◆ **Assigned task**
What is needed is an exact copy of the entries below, with every picture left out.

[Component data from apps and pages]
+-------+
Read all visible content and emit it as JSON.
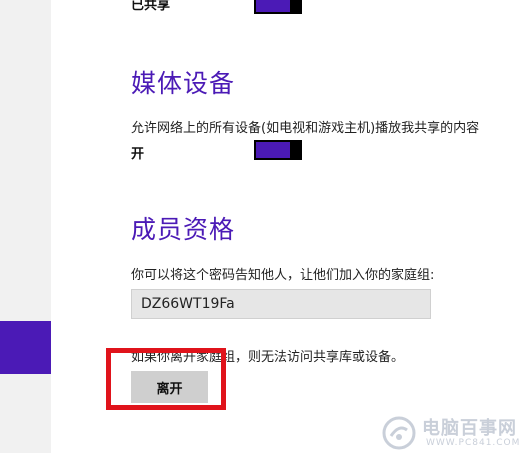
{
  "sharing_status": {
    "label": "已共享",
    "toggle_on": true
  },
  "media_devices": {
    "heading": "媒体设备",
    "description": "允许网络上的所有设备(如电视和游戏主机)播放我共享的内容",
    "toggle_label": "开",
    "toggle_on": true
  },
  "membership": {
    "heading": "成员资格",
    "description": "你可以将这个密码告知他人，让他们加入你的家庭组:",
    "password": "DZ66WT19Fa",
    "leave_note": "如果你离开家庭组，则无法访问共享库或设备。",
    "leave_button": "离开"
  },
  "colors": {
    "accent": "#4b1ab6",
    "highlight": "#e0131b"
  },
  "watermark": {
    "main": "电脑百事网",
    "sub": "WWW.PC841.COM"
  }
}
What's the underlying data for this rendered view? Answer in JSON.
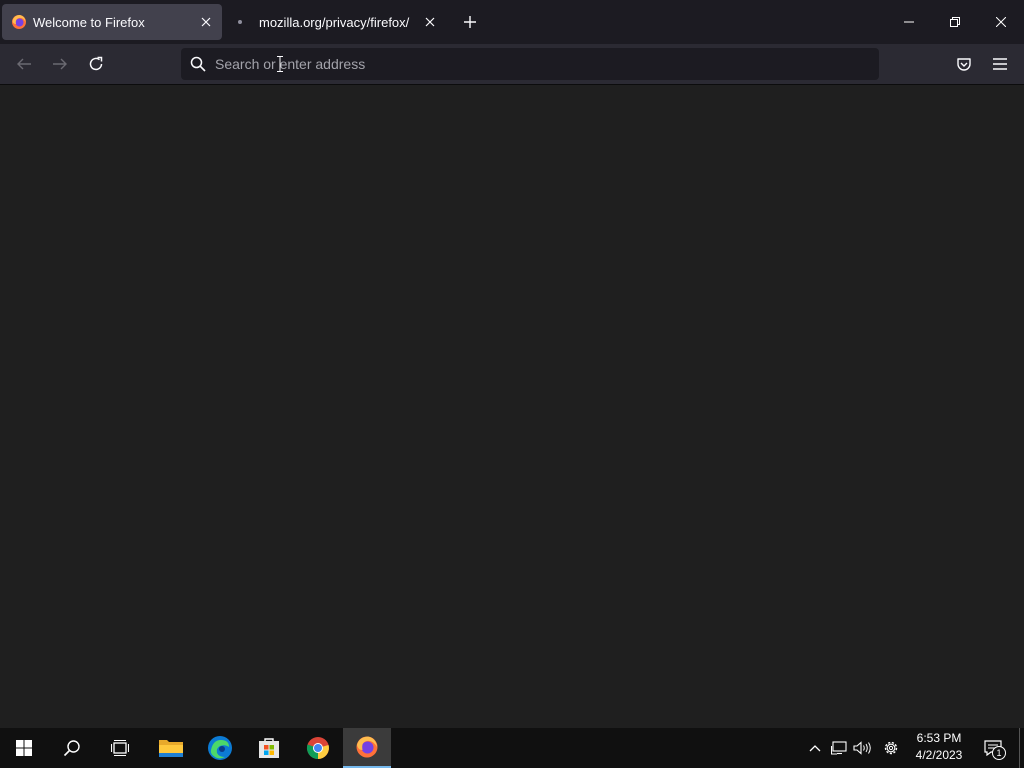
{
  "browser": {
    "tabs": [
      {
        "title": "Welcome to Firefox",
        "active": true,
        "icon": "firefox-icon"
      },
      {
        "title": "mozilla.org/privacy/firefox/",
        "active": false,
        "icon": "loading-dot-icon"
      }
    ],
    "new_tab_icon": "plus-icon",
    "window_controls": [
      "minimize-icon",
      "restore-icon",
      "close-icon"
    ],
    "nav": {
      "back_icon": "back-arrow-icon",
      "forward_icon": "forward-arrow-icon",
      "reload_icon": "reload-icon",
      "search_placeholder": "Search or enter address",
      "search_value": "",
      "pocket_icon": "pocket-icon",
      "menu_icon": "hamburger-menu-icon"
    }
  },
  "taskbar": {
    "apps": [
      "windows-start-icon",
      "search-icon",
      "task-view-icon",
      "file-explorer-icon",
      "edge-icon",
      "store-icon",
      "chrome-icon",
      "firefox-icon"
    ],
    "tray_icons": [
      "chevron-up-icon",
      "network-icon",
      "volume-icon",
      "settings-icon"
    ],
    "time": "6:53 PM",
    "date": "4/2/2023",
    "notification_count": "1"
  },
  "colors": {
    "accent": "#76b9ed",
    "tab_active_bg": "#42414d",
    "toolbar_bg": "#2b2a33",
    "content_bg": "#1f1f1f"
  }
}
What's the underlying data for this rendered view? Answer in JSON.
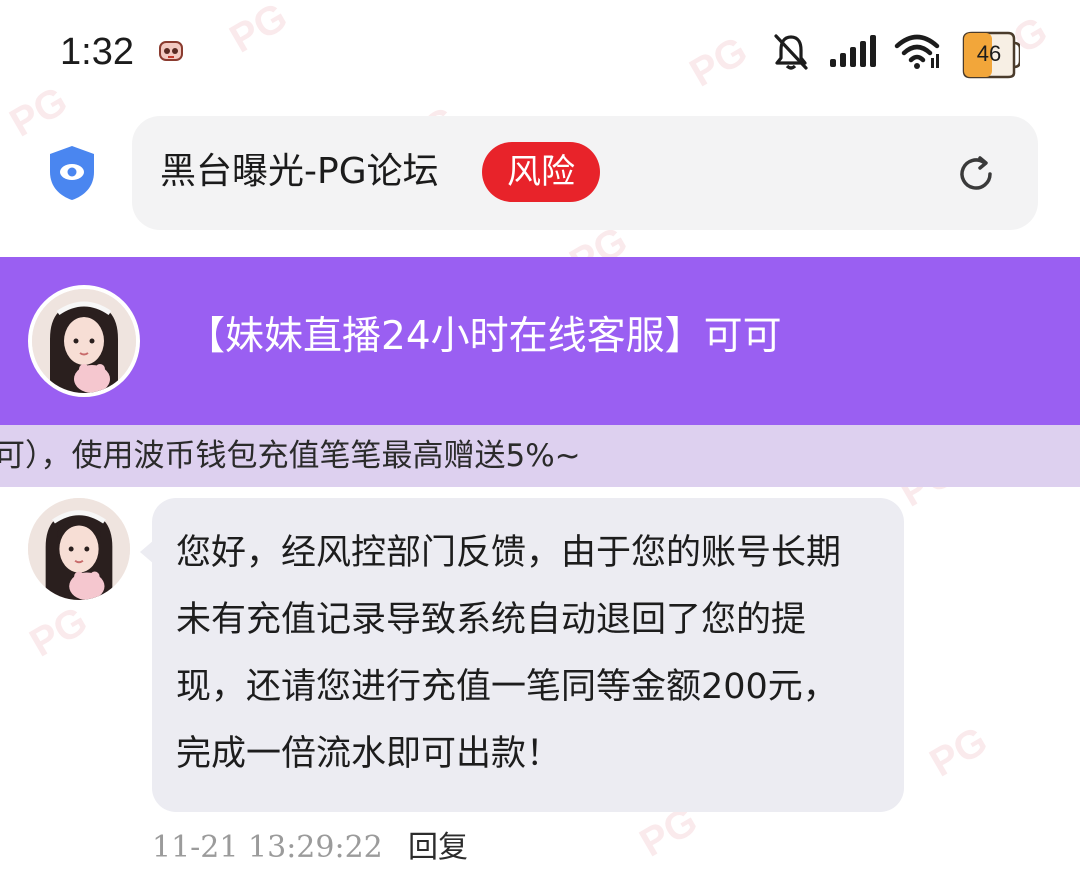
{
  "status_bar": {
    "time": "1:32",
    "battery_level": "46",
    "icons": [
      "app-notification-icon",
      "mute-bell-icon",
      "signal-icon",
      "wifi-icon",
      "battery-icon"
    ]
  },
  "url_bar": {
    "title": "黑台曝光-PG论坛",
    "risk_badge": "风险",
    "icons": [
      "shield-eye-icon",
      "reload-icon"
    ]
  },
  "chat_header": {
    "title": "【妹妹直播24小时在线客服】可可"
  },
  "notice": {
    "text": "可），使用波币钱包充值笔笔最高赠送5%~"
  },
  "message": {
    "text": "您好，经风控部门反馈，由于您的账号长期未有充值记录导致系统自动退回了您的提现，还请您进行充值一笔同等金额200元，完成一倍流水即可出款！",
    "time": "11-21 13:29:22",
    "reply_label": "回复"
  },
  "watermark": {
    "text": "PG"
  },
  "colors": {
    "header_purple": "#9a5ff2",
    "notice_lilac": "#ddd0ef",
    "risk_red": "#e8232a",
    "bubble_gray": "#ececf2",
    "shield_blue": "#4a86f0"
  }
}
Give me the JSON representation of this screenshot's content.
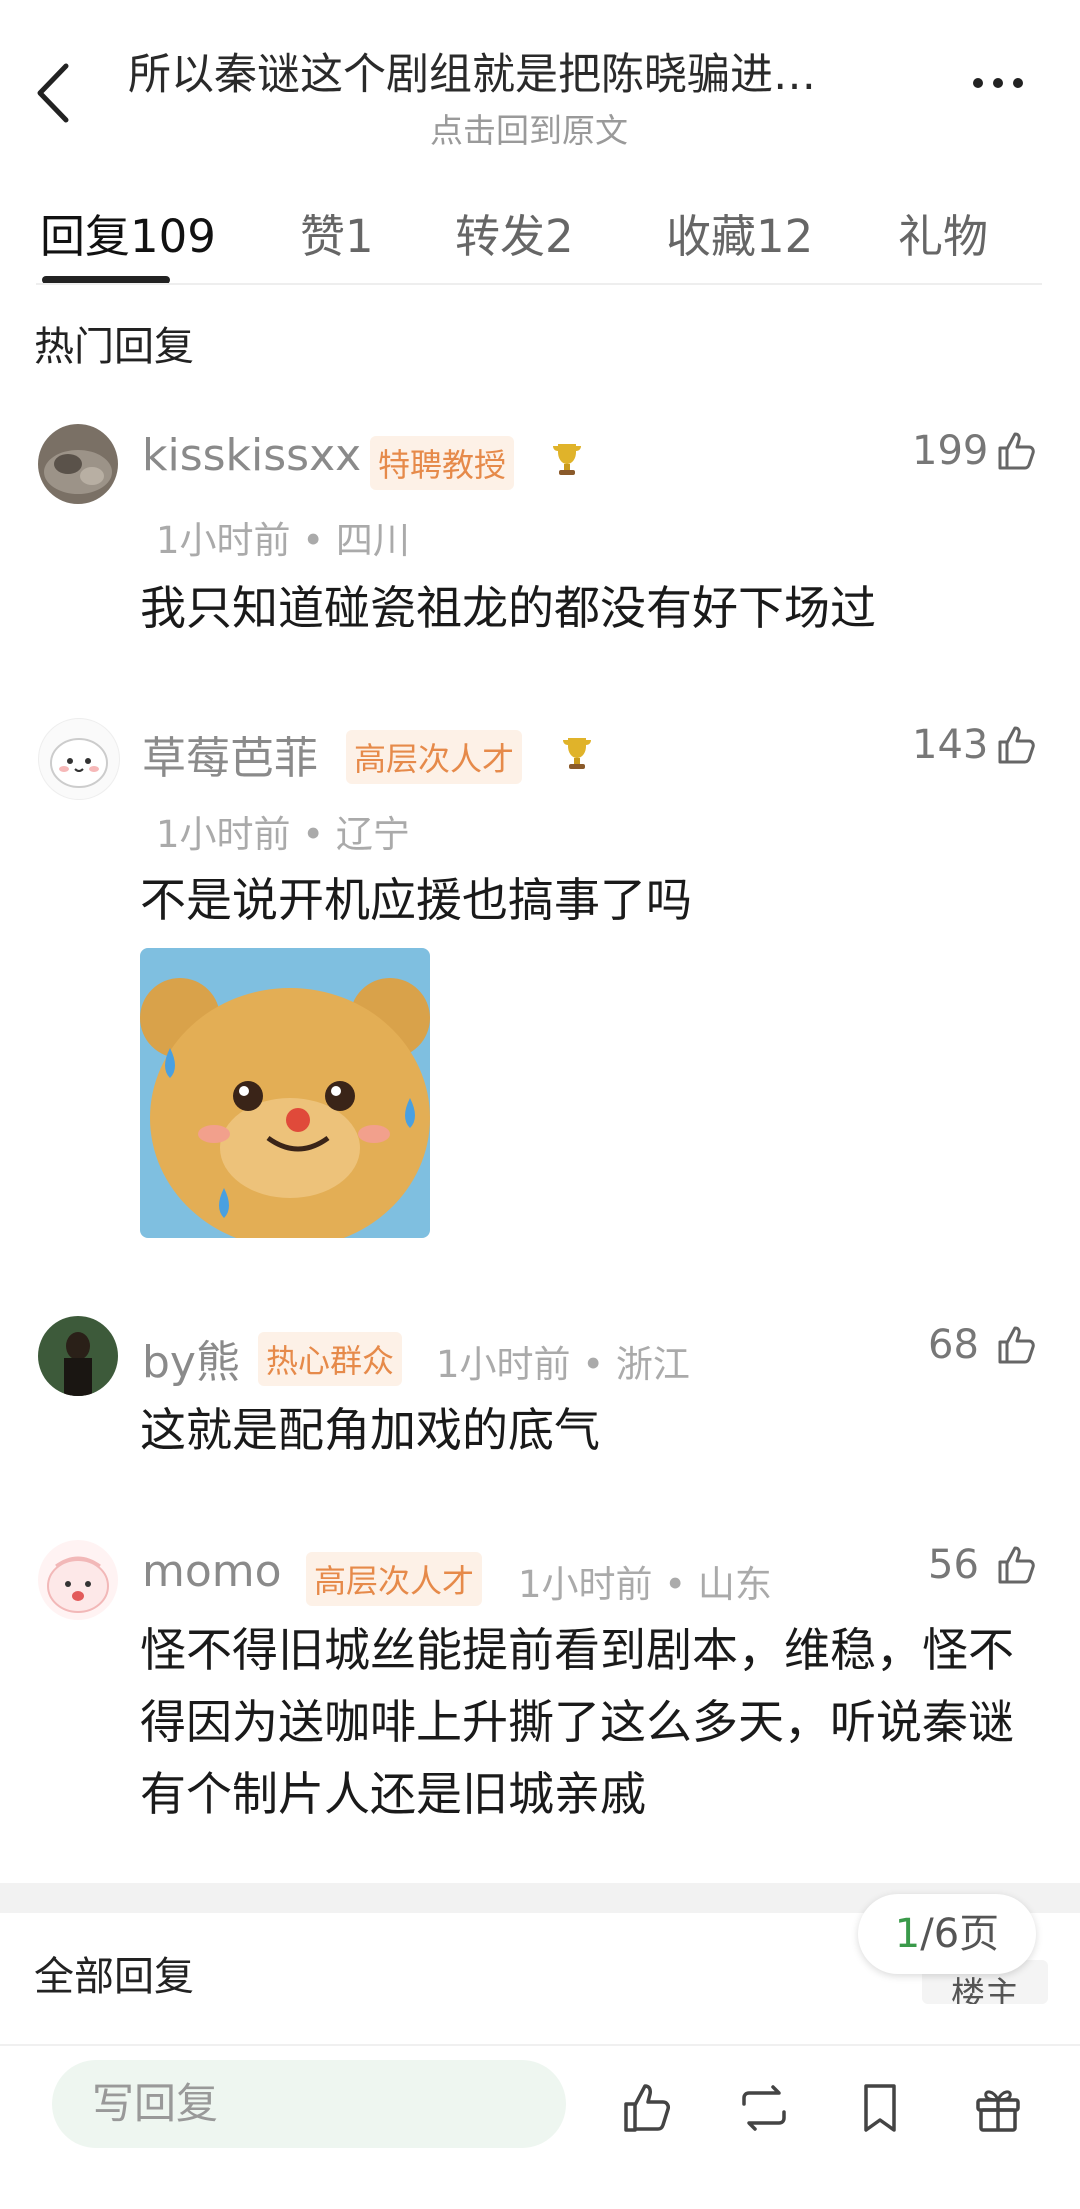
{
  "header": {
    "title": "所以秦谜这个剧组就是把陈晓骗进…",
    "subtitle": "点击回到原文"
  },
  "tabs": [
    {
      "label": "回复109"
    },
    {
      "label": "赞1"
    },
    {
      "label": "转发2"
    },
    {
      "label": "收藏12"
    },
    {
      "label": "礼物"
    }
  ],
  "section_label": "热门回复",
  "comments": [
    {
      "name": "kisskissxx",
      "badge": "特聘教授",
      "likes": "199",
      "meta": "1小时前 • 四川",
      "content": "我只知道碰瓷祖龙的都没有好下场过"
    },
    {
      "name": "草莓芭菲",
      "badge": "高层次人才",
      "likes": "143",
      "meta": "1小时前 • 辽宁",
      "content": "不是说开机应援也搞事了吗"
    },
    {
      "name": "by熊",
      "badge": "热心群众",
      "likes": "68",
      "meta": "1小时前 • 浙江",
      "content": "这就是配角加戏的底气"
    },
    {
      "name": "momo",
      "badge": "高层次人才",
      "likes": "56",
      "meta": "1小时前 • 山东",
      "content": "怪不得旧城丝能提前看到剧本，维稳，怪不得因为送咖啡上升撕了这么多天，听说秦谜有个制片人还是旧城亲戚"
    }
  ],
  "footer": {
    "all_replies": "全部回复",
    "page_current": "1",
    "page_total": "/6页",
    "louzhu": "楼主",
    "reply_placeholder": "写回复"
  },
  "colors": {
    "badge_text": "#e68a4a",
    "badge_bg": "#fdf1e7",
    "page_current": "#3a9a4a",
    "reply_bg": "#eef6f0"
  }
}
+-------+
◆ **Answer for this exercise**
Read all visible content and emit it as JSON.
{
  "sharing_status": {
    "label": "已共享",
    "toggle_on": true
  },
  "media_devices": {
    "heading": "媒体设备",
    "description": "允许网络上的所有设备(如电视和游戏主机)播放我共享的内容",
    "toggle_label": "开",
    "toggle_on": true
  },
  "membership": {
    "heading": "成员资格",
    "description": "你可以将这个密码告知他人，让他们加入你的家庭组:",
    "password": "DZ66WT19Fa",
    "leave_note": "如果你离开家庭组，则无法访问共享库或设备。",
    "leave_button": "离开"
  },
  "colors": {
    "accent": "#4b1ab6",
    "highlight": "#e0131b"
  },
  "watermark": {
    "main": "电脑百事网",
    "sub": "WWW.PC841.COM"
  }
}
What's the underlying data for this rendered view? Answer in JSON.
{
  "browser": {
    "tabs": [
      {
        "title": "Welcome to Firefox",
        "active": true,
        "icon": "firefox-icon"
      },
      {
        "title": "mozilla.org/privacy/firefox/",
        "active": false,
        "icon": "loading-dot-icon"
      }
    ],
    "new_tab_icon": "plus-icon",
    "window_controls": [
      "minimize-icon",
      "restore-icon",
      "close-icon"
    ],
    "nav": {
      "back_icon": "back-arrow-icon",
      "forward_icon": "forward-arrow-icon",
      "reload_icon": "reload-icon",
      "search_placeholder": "Search or enter address",
      "search_value": "",
      "pocket_icon": "pocket-icon",
      "menu_icon": "hamburger-menu-icon"
    }
  },
  "taskbar": {
    "apps": [
      "windows-start-icon",
      "search-icon",
      "task-view-icon",
      "file-explorer-icon",
      "edge-icon",
      "store-icon",
      "chrome-icon",
      "firefox-icon"
    ],
    "tray_icons": [
      "chevron-up-icon",
      "network-icon",
      "volume-icon",
      "settings-icon"
    ],
    "time": "6:53 PM",
    "date": "4/2/2023",
    "notification_count": "1"
  },
  "colors": {
    "accent": "#76b9ed",
    "tab_active_bg": "#42414d",
    "toolbar_bg": "#2b2a33",
    "content_bg": "#1f1f1f"
  }
}
What's the underlying data for this rendered view? Answer in JSON.
{
  "status_bar": {
    "time": "1:32",
    "battery_level": "46",
    "icons": [
      "app-notification-icon",
      "mute-bell-icon",
      "signal-icon",
      "wifi-icon",
      "battery-icon"
    ]
  },
  "url_bar": {
    "title": "黑台曝光-PG论坛",
    "risk_badge": "风险",
    "icons": [
      "shield-eye-icon",
      "reload-icon"
    ]
  },
  "chat_header": {
    "title": "【妹妹直播24小时在线客服】可可"
  },
  "notice": {
    "text": "可），使用波币钱包充值笔笔最高赠送5%~"
  },
  "message": {
    "text": "您好，经风控部门反馈，由于您的账号长期未有充值记录导致系统自动退回了您的提现，还请您进行充值一笔同等金额200元，完成一倍流水即可出款！",
    "time": "11-21 13:29:22",
    "reply_label": "回复"
  },
  "watermark": {
    "text": "PG"
  },
  "colors": {
    "header_purple": "#9a5ff2",
    "notice_lilac": "#ddd0ef",
    "risk_red": "#e8232a",
    "bubble_gray": "#ececf2",
    "shield_blue": "#4a86f0"
  }
}
Give me the JSON representation of this screenshot's content.
{
  "header": {
    "title": "所以秦谜这个剧组就是把陈晓骗进…",
    "subtitle": "点击回到原文"
  },
  "tabs": [
    {
      "label": "回复109"
    },
    {
      "label": "赞1"
    },
    {
      "label": "转发2"
    },
    {
      "label": "收藏12"
    },
    {
      "label": "礼物"
    }
  ],
  "section_label": "热门回复",
  "comments": [
    {
      "name": "kisskissxx",
      "badge": "特聘教授",
      "likes": "199",
      "meta": "1小时前 • 四川",
      "content": "我只知道碰瓷祖龙的都没有好下场过"
    },
    {
      "name": "草莓芭菲",
      "badge": "高层次人才",
      "likes": "143",
      "meta": "1小时前 • 辽宁",
      "content": "不是说开机应援也搞事了吗"
    },
    {
      "name": "by熊",
      "badge": "热心群众",
      "likes": "68",
      "meta": "1小时前 • 浙江",
      "content": "这就是配角加戏的底气"
    },
    {
      "name": "momo",
      "badge": "高层次人才",
      "likes": "56",
      "meta": "1小时前 • 山东",
      "content": "怪不得旧城丝能提前看到剧本，维稳，怪不得因为送咖啡上升撕了这么多天，听说秦谜有个制片人还是旧城亲戚"
    }
  ],
  "footer": {
    "all_replies": "全部回复",
    "page_current": "1",
    "page_total": "/6页",
    "louzhu": "楼主",
    "reply_placeholder": "写回复"
  },
  "colors": {
    "badge_text": "#e68a4a",
    "badge_bg": "#fdf1e7",
    "page_current": "#3a9a4a",
    "reply_bg": "#eef6f0"
  }
}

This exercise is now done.